The power of international law, therefore, is not really in enforceability, but in the conferring of legitimacy to certain actions. The trial of Slobodan Milosevic is a key example of a situation where international statutes and agreements are having an obvious effect, and are conferring legitimacy upon the actions taken by international and national actors. It is also an example of the relative weakness of international law, in areas other than public opinion. The various international tribunals and the International Criminal Court are entirely subservient to the governments where they have jurisdiction, in terms of having suspects delivered to trial and assigned punishments carried out. While people have an intuitive sense that international law does not really bind like domestic law does, they nevertheless see the order and fairness it tries to represent as conferring a degree of legitimacy and perhaps acting as a counterbalance to the self-interest of states. If so, the more attention states pay to the decrees of various international bodies, the more just the actions of states ought to become.

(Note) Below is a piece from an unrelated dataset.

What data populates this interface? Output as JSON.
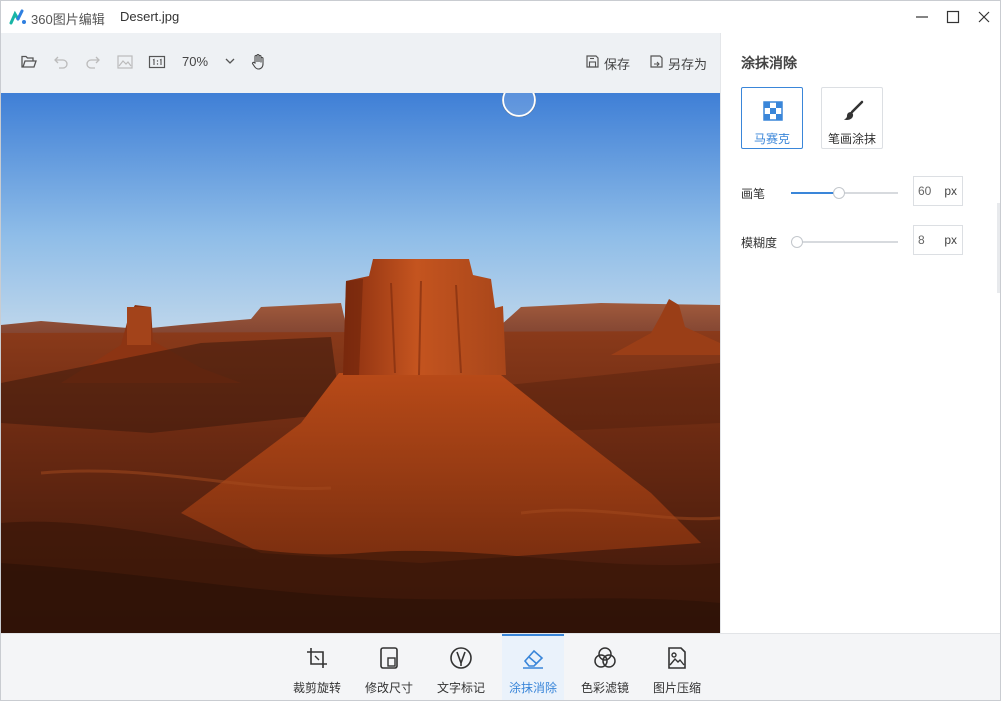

The neo-feudal portrayal of the international system is not an inaccurate one. As soon as we leave the borders of our country, we find ourselves in a position of split allegiance. We owe something to our home state, something to the state which we are in, something to our allies, and something to the world at large. International law can help to make sense of those various obligations and establish hierarchies of duty within which just actions can be taken. That situation exists for states as well as individuals; the complexity of the international environment grants a role to any force capable of being seen as powerful or important in the eyes of many. By meeting this criterion, international law gains a power through the support of the hearts and minds of people that is rather dissimilar to the rationale for domestic law.


It will probably never be the case that, in considering the legality of an international action taken by a state or non-state actor, that we will need only consult some grand tome of international statute that sets out in no uncertain terms the letter of the law. Rather, international law will continue to play a role as one dimension of diplomacy and international relations. The growing interdependence of the world may lead to a deepening of its role and importance. At the same time, growing tensions and concerns over security may lead to an abandonment of multilateralism among the strong nations of the world. Regardless of the direction that international law takes, it can properly be recognised as a strange and uncertain beast and as a force that is encouraging a redefinition of our conception of law. A more sensible question than: “Is international law really law” is: “How has law changed alongside the dynamic character of interstate relations.” That is a question that is best answered through careful observation and analysis of actual world events, and not through rhetorical acrobatics. This more progressive approach mirrors the development of international law itself: an often tenuous and universally uncertain progression through uncertain terrain. Through an ongoing and critical assessment of the role played by international law, we can reach a better understanding of the role it ought to play.

Log in or register to write something here or to contact authors.